** Opening Task inputs block **

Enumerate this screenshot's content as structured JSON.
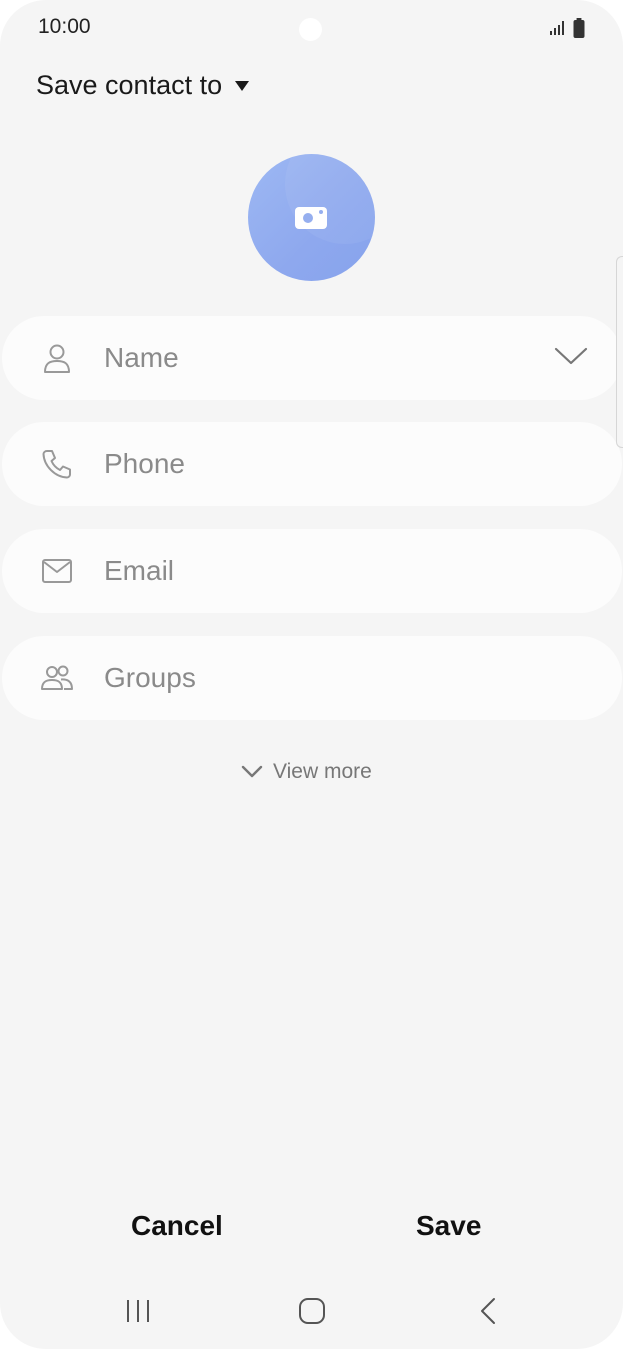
{
  "status_bar": {
    "time": "10:00",
    "icons": [
      "signal-icon",
      "battery-icon"
    ]
  },
  "header": {
    "save_to_label": "Save contact to",
    "dropdown_icon": "caret-down-icon"
  },
  "avatar": {
    "icon": "camera-icon",
    "color": "#90abef"
  },
  "fields": [
    {
      "icon": "person-icon",
      "placeholder": "Name",
      "expandable": true
    },
    {
      "icon": "phone-icon",
      "placeholder": "Phone"
    },
    {
      "icon": "email-icon",
      "placeholder": "Email"
    },
    {
      "icon": "groups-icon",
      "placeholder": "Groups"
    }
  ],
  "view_more": {
    "label": "View more",
    "icon": "chevron-down-icon"
  },
  "actions": {
    "cancel_label": "Cancel",
    "save_label": "Save"
  },
  "nav_bar": {
    "icons": [
      "recent-apps-icon",
      "home-icon",
      "back-icon"
    ]
  }
}
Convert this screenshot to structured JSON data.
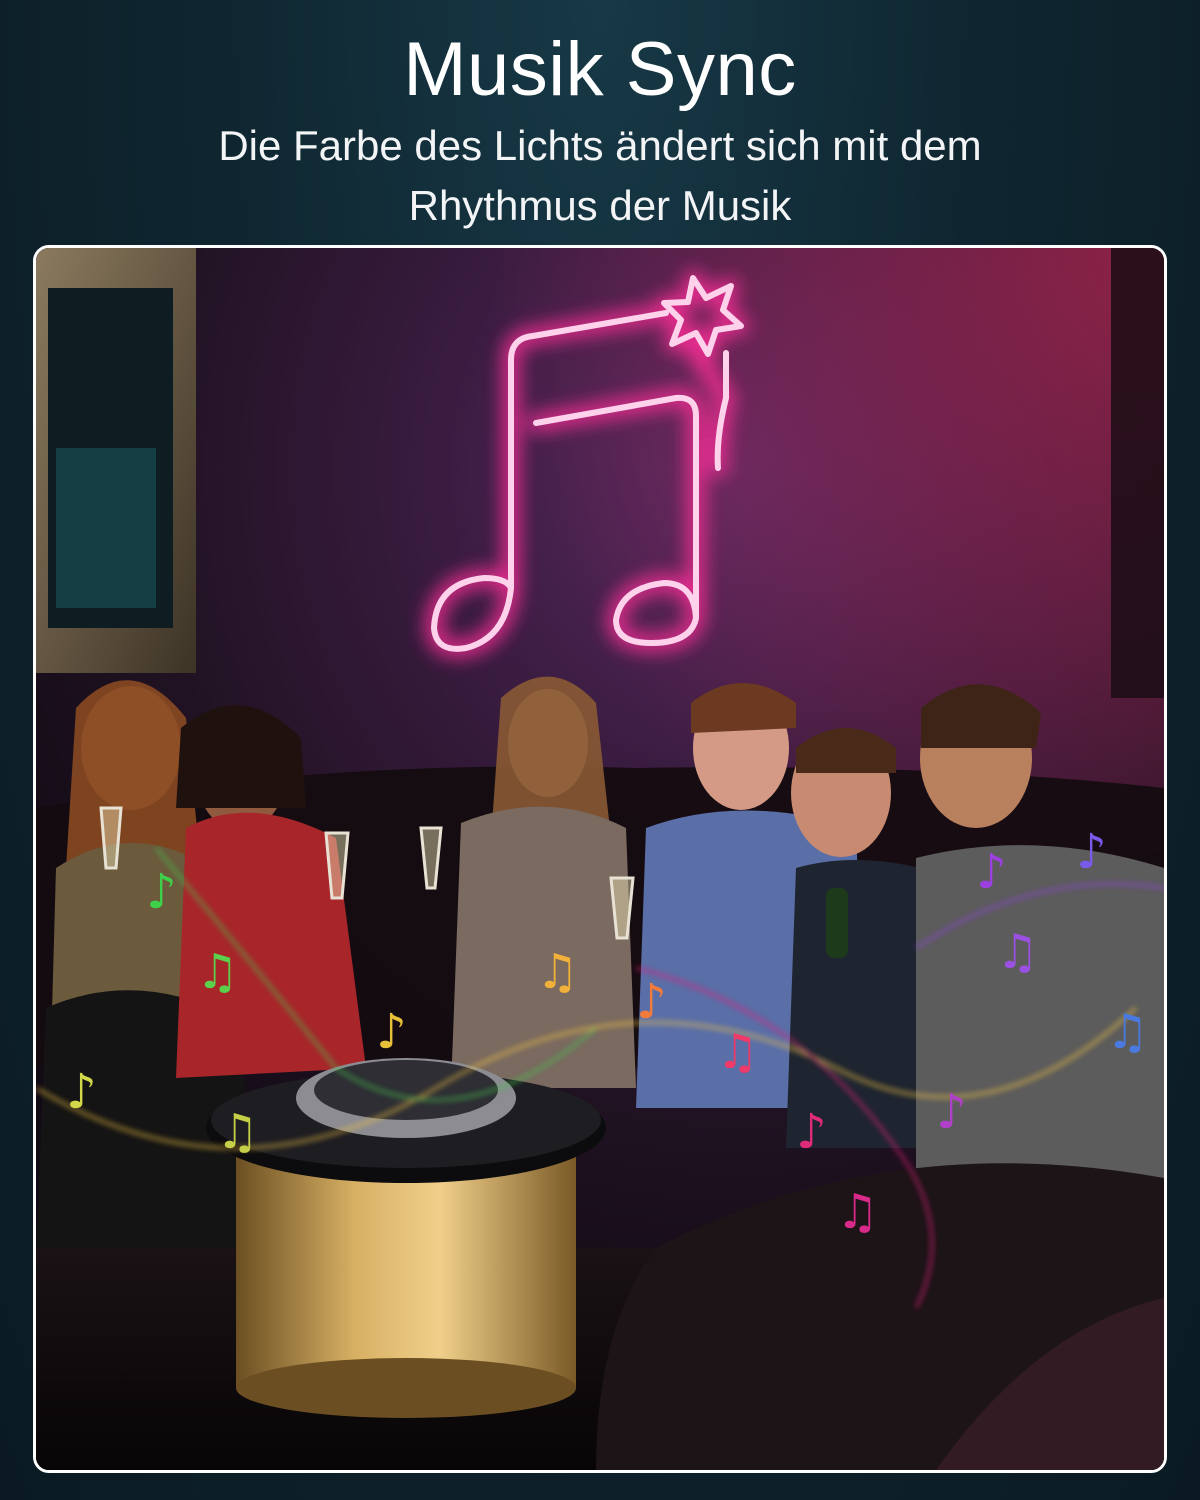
{
  "header": {
    "title": "Musik Sync",
    "subtitle_line1": "Die Farbe des Lichts ändert sich mit dem",
    "subtitle_line2": "Rhythmus der Musik"
  },
  "colors": {
    "background": "#0f2630",
    "neon": "#ff2f9a",
    "frame_border": "#ffffff"
  }
}
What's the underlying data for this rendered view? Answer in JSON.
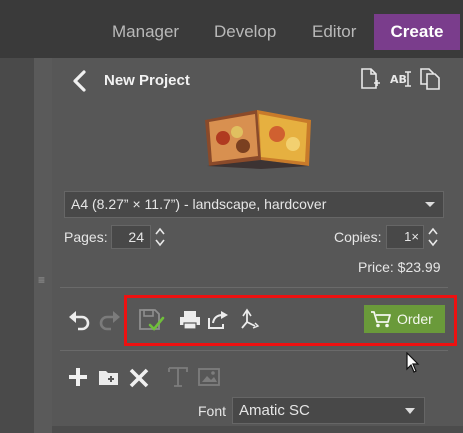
{
  "top_nav": {
    "tabs": [
      {
        "label": "Manager"
      },
      {
        "label": "Develop"
      },
      {
        "label": "Editor"
      },
      {
        "label": "Create",
        "active": true
      }
    ],
    "active_color": "#7a3d8c"
  },
  "project": {
    "title": "New Project"
  },
  "format": {
    "selected": "A4 (8.27” × 11.7”) - landscape, hardcover"
  },
  "pages": {
    "label": "Pages:",
    "value": "24"
  },
  "copies": {
    "label": "Copies:",
    "value": "1×"
  },
  "price": {
    "text": "Price: $23.99"
  },
  "toolbar": {
    "order_label": "Order",
    "order_color": "#6a9a3a",
    "highlight_color": "#ee1111"
  },
  "font": {
    "label": "Font",
    "value": "Amatic SC"
  },
  "icons": {
    "back": "chevron-left-icon",
    "new_page": "new-page-icon",
    "rename": "rename-icon",
    "copy": "copy-icon",
    "undo": "undo-icon",
    "redo": "redo-icon",
    "save": "save-icon",
    "print": "print-icon",
    "share": "share-icon",
    "export": "export-icon",
    "cart": "cart-icon",
    "add": "plus-icon",
    "add_folder": "add-folder-icon",
    "delete": "close-icon",
    "text": "text-icon",
    "image": "image-icon"
  }
}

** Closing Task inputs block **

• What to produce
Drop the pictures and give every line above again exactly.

• Task answer
Enumerate this screenshot's content as structured JSON.
{
  "status_bar": {
    "time": "10:00",
    "icons": [
      "signal-icon",
      "battery-icon"
    ]
  },
  "header": {
    "save_to_label": "Save contact to",
    "dropdown_icon": "caret-down-icon"
  },
  "avatar": {
    "icon": "camera-icon",
    "color": "#90abef"
  },
  "fields": [
    {
      "icon": "person-icon",
      "placeholder": "Name",
      "expandable": true
    },
    {
      "icon": "phone-icon",
      "placeholder": "Phone"
    },
    {
      "icon": "email-icon",
      "placeholder": "Email"
    },
    {
      "icon": "groups-icon",
      "placeholder": "Groups"
    }
  ],
  "view_more": {
    "label": "View more",
    "icon": "chevron-down-icon"
  },
  "actions": {
    "cancel_label": "Cancel",
    "save_label": "Save"
  },
  "nav_bar": {
    "icons": [
      "recent-apps-icon",
      "home-icon",
      "back-icon"
    ]
  }
}
Convert this screenshot to structured JSON data.
{
  "header": {
    "title": "Musik Sync",
    "subtitle_line1": "Die Farbe des Lichts ändert sich mit dem",
    "subtitle_line2": "Rhythmus der Musik"
  },
  "colors": {
    "background": "#0f2630",
    "neon": "#ff2f9a",
    "frame_border": "#ffffff"
  }
}
What's the underlying data for this rendered view? Answer in JSON.
{
  "top_nav": {
    "tabs": [
      {
        "label": "Manager"
      },
      {
        "label": "Develop"
      },
      {
        "label": "Editor"
      },
      {
        "label": "Create",
        "active": true
      }
    ],
    "active_color": "#7a3d8c"
  },
  "project": {
    "title": "New Project"
  },
  "format": {
    "selected": "A4 (8.27” × 11.7”) - landscape, hardcover"
  },
  "pages": {
    "label": "Pages:",
    "value": "24"
  },
  "copies": {
    "label": "Copies:",
    "value": "1×"
  },
  "price": {
    "text": "Price: $23.99"
  },
  "toolbar": {
    "order_label": "Order",
    "order_color": "#6a9a3a",
    "highlight_color": "#ee1111"
  },
  "font": {
    "label": "Font",
    "value": "Amatic SC"
  },
  "icons": {
    "back": "chevron-left-icon",
    "new_page": "new-page-icon",
    "rename": "rename-icon",
    "copy": "copy-icon",
    "undo": "undo-icon",
    "redo": "redo-icon",
    "save": "save-icon",
    "print": "print-icon",
    "share": "share-icon",
    "export": "export-icon",
    "cart": "cart-icon",
    "add": "plus-icon",
    "add_folder": "add-folder-icon",
    "delete": "close-icon",
    "text": "text-icon",
    "image": "image-icon"
  }
}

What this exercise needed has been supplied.